Cats require a specific balance of nutrients. You should not attempt to replace all your cat’s meals without the assistance of a veterinarian. You should also be aware that just as some people have food allergies, some cats do as well. Always take caution when introducing a new food to your cat’s diet. Overall, let’s use common sense people.
Fish is a common cat food ingredient and yes, you can feed your cats the same fish you enjoy – within reason. Mercury toxicity caused by a diet heavy in large, carnivorous fish (tuna, salmon, swordfish…) is as much a risk to us, as it is to our cats. To avoid this, offer tuna, salmon, and swordfish in small amounts and only on occasion. A better choice, would be smaller fish which have less exposure to mercury –cod, halibut, trout, whitefish, perch, catfish, and mackerel. In addition to natural protein, fish offer B vitamins and added omega 3 fatty acids which promote heart, skin, and brain health.
As carnivores, your cat probably shouldn’t have a large proportion of grains in their diet, however, it is perfectly safe for your cat to eat grains on occasion.
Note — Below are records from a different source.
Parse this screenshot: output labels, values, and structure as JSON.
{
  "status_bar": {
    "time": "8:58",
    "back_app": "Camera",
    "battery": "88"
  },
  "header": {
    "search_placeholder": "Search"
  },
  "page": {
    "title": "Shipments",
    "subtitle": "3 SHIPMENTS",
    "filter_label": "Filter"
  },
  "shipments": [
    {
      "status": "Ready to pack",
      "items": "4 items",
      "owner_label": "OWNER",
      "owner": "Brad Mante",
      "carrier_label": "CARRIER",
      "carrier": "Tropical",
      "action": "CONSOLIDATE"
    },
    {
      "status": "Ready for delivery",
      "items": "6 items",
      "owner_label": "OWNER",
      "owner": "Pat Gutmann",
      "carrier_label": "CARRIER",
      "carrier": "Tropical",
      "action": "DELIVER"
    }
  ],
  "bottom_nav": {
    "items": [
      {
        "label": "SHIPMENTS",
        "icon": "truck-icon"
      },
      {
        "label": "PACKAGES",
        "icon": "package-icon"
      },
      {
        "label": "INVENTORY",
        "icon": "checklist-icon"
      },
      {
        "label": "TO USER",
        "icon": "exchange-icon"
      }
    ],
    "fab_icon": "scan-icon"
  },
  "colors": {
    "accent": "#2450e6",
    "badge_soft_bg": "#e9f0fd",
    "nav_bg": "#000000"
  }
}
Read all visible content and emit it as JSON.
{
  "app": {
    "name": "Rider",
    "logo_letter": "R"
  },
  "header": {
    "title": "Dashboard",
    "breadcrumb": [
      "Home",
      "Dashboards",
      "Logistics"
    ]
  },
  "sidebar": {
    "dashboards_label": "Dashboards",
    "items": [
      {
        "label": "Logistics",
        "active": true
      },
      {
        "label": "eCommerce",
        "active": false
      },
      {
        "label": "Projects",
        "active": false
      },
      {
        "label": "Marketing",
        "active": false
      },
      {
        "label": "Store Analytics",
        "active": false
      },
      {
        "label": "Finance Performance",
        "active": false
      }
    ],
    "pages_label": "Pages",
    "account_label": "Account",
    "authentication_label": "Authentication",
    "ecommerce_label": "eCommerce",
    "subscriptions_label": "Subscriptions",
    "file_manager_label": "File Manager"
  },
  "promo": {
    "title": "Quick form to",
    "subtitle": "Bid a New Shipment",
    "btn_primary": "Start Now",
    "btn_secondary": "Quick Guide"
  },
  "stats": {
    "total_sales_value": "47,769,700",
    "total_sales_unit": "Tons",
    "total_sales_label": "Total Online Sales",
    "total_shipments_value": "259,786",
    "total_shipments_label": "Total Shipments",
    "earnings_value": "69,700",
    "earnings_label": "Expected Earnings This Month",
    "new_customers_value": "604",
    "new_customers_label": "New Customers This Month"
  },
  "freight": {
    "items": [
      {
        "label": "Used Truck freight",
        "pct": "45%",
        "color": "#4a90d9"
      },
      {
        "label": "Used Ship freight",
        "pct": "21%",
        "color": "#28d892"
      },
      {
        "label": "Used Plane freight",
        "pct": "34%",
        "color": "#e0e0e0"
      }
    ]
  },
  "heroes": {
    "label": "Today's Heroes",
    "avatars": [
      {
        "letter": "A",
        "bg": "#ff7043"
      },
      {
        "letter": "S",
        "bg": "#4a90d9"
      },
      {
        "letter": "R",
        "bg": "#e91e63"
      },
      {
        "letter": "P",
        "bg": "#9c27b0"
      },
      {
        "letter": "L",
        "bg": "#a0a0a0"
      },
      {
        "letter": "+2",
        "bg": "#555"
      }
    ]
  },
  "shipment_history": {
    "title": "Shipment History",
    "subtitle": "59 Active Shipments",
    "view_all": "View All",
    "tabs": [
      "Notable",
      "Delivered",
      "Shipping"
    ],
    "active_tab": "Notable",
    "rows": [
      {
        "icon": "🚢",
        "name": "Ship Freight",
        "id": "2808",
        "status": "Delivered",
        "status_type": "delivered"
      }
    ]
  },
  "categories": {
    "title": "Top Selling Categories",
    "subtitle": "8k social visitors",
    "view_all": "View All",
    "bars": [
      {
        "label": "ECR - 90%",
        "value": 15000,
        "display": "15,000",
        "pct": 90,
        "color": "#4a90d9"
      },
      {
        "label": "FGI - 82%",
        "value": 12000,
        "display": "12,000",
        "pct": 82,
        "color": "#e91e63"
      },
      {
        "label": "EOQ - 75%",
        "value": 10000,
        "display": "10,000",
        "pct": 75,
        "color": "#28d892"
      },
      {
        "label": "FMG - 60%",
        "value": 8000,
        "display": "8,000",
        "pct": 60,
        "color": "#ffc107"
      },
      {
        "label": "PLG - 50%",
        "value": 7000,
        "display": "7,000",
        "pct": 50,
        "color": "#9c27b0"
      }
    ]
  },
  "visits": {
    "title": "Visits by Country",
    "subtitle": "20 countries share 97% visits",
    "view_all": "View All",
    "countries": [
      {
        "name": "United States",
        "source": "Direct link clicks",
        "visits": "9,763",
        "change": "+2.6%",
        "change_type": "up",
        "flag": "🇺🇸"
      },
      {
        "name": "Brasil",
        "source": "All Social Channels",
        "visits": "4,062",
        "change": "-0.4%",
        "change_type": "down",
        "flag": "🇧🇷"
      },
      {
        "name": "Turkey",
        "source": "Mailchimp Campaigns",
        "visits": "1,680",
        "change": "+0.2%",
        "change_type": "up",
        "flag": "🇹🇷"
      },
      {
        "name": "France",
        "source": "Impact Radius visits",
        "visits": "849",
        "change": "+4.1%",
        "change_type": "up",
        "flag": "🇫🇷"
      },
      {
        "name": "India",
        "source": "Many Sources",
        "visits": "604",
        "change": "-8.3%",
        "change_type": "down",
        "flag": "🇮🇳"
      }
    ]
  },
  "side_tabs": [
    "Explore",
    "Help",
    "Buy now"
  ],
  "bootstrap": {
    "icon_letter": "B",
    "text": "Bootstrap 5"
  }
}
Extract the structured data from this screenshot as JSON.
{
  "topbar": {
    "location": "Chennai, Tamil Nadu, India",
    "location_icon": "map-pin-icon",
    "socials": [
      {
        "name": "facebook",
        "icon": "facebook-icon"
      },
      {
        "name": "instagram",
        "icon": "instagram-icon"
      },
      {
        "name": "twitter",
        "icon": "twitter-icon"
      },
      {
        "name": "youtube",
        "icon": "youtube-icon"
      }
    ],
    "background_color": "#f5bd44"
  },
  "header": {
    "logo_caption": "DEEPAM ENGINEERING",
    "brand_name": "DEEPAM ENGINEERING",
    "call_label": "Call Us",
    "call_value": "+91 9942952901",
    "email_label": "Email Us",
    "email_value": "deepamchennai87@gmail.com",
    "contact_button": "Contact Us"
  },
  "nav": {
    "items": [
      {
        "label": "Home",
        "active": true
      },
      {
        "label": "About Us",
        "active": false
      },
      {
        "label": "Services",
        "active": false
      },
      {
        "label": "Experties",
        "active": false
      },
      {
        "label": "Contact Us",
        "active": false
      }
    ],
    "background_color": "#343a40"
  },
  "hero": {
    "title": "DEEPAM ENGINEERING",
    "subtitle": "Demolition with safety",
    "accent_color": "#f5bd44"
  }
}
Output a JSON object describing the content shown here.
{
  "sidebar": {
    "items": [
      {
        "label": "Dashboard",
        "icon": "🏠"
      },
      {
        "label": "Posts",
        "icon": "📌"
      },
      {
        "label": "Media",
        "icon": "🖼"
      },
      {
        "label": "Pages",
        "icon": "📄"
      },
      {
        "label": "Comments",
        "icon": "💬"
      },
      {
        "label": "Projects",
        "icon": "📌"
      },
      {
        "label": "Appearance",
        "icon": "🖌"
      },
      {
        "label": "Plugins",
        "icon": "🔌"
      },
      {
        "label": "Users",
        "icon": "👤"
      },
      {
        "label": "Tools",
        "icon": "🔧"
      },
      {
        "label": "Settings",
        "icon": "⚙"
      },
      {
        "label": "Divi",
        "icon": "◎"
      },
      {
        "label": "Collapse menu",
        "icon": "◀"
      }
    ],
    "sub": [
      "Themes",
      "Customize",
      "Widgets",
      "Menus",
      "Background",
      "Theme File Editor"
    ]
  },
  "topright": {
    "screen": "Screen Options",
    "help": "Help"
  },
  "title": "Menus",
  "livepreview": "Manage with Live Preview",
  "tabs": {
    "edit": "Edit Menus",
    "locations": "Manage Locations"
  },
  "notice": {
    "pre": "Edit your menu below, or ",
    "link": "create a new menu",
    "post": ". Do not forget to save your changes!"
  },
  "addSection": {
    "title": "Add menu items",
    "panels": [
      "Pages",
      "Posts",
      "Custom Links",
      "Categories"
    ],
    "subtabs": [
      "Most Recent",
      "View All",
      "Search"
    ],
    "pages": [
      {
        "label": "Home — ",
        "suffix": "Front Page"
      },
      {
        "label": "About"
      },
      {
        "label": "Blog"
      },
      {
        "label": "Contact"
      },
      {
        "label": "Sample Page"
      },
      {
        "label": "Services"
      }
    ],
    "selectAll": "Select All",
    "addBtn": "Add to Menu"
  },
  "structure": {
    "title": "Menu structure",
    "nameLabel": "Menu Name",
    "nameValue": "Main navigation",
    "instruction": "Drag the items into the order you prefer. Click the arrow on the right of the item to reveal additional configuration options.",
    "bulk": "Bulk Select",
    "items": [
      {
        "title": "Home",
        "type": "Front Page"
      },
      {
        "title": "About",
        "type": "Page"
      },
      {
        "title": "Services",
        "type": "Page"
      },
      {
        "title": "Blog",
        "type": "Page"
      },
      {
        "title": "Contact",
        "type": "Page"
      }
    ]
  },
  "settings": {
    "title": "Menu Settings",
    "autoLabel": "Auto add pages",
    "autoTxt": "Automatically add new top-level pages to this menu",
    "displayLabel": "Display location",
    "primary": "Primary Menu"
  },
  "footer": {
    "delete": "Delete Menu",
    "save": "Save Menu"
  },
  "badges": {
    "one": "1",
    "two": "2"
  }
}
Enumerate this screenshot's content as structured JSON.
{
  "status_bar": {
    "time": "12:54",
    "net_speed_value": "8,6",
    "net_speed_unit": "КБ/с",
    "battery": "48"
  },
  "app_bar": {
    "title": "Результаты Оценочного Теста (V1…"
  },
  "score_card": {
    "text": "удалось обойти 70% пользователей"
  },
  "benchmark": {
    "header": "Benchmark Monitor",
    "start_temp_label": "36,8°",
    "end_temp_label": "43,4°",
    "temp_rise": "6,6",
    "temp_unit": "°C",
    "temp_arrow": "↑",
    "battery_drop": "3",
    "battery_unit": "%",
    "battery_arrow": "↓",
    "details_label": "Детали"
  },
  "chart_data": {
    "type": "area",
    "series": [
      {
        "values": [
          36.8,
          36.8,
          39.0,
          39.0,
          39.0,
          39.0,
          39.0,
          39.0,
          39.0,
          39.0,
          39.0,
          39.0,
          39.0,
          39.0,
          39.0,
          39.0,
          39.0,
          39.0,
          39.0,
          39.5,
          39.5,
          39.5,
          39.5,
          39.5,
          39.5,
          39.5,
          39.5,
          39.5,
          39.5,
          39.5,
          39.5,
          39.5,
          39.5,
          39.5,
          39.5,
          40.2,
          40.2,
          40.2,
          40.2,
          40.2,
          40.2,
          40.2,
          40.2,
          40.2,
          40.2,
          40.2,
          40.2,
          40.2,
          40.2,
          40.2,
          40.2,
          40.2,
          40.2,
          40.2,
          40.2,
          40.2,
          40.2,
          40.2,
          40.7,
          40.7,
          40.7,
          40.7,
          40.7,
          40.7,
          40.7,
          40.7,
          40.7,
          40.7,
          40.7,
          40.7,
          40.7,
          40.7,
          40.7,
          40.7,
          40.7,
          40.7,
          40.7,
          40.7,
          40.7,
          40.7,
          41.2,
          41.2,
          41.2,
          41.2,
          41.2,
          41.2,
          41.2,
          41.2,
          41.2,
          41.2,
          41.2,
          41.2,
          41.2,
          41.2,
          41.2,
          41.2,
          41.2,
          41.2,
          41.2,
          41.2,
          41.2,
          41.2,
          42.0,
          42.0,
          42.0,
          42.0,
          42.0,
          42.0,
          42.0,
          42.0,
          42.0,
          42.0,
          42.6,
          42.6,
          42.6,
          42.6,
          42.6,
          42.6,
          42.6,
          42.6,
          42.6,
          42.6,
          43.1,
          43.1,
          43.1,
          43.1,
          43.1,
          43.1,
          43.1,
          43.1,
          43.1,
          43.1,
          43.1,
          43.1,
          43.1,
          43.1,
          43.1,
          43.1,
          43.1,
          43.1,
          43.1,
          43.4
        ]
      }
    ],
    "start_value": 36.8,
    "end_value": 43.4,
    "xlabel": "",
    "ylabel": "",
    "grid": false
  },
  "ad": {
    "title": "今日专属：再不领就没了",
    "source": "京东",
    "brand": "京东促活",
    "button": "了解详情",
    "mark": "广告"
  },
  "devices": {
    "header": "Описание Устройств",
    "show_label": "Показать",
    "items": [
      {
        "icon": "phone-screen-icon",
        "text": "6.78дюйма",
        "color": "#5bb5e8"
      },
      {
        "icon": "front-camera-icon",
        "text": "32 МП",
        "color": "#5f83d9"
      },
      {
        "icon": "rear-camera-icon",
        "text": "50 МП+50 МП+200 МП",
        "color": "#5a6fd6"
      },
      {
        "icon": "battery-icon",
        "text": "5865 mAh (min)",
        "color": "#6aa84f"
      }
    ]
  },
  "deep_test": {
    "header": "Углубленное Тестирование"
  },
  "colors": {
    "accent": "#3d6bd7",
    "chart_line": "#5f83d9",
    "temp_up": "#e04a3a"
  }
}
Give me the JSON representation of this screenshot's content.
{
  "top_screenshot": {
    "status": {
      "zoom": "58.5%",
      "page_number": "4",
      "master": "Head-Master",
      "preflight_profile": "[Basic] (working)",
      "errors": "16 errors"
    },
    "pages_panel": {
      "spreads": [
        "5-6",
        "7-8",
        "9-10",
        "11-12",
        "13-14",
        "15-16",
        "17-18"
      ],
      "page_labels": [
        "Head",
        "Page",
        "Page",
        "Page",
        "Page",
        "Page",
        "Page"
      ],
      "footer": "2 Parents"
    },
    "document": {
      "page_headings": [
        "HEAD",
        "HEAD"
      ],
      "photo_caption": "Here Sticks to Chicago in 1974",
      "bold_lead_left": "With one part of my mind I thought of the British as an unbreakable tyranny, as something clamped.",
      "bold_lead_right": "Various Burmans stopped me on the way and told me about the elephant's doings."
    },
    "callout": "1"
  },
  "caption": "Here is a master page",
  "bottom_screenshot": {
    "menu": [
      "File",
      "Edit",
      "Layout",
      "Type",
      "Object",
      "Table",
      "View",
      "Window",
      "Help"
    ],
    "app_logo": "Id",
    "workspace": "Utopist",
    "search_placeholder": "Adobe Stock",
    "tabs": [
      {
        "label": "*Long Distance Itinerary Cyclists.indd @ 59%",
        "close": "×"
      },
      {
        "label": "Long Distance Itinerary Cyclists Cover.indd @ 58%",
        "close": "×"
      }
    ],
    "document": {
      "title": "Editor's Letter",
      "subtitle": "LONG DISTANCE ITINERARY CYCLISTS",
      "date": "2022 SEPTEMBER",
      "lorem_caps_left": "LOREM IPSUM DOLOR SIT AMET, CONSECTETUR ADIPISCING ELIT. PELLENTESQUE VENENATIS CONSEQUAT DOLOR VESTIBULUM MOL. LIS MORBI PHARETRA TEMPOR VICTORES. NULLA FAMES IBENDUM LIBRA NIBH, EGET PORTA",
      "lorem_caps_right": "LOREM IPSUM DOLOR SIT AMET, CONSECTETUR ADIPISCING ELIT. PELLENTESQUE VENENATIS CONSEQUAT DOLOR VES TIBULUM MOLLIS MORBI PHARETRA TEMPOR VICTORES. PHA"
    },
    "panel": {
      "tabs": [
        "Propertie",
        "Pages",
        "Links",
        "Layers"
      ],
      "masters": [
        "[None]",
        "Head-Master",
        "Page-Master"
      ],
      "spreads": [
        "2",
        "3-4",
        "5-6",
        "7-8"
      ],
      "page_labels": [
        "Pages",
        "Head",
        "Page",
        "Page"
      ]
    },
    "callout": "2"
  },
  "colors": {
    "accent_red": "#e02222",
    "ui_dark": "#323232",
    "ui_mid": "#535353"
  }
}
Most cat foods and treats use grains as a binding agent, but most prepared cat foods and treats don’t use high quality whole grains. Besides, if your cat enjoys it, a little human-grade brown rice, oats, quinoa, or whole grain flour can add healthful fiber to their diet! Just remember – experts recommend yeast dough products make up no more than 5 to 10% of your cat’s diet and you should never feed your cat raw dough.
That’s right!While cats prefer and are healthiest on a primarily protein-based diet, vegetables are good for them too. Vegetables not only offer healthful vitamins and minerals, they add fiber which aids your pet’s digestive systems and promotes the elimination of environmental toxins they encounter. Recommended vegetables include cooked carrots, asparagus, broccoli, green bean, winter squash, and chopped greens.
Cooked eggs which are high in protein, B vitamins, selenium and phosphorus, are a great sometimes treat for cats. Notice though, that I say “cooked.” While some knowledgeable people promote raw eggs for cats, the risk of salmonella and other potential diseases, make most veterinarians recommend against their use. While I’ll leave that choice up to you, I don’t feel the risk is worth the little bit of extra nutrients to me. It’s also important to note that some cats are allergic to eggs, so the first time you give your kitty some, offer only a small amount and keep a lookout for any symptoms of digestive upset – vomiting or diarrhea.
As with vegetables, fruit provides healthful fiber that helps keep your cat’s digestive system running smoothly. Experts say melons – cantaloupe, honeydew, and watermelon – are all good choices. Interestingly though, it’s not the sugar content that makes cats like melons. In fact, recent studies show cats (and other carnivores like them) can’t taste sweet at all! They’re completely carb blind. Rather, what they like about melon, is the water content, and what they like about bananas- another expert recommended fruit for cats- is the fat. In both cases, moderation is key. Remember cats are carnivores and should therefore have a diet that is mainly meat-based. When too much of the diet is made up of non-meat foods, cats can develop problems with diarrhea.
As cats are natural carnivores, cooked meat is the natural choice for a special treat. Once again, notice I say cooked. While I can personally verify cats can and do eat raw wild creatures (such as the moles in my yard), modern meat industry practices make raw meat purchased from your store a risky choice. In many vets and my own opinion, it’s not worth the risk. Also, because too much fat can lead to digestive issues, lean meat like chicken and turkey are probably best, though red meat can be offered in small amounts. Natural protein, vitamins, and minerals are all benefits of supplementing your cat’s diet with cooked meat!
While it’s true that grown cats tend to be mildly lactose intolerant, cheese is naturally lower in lactose than milk, and low or lactose-free milk products can be substituted. Small amounts added to your cats diet can provide them with added calcium and protein.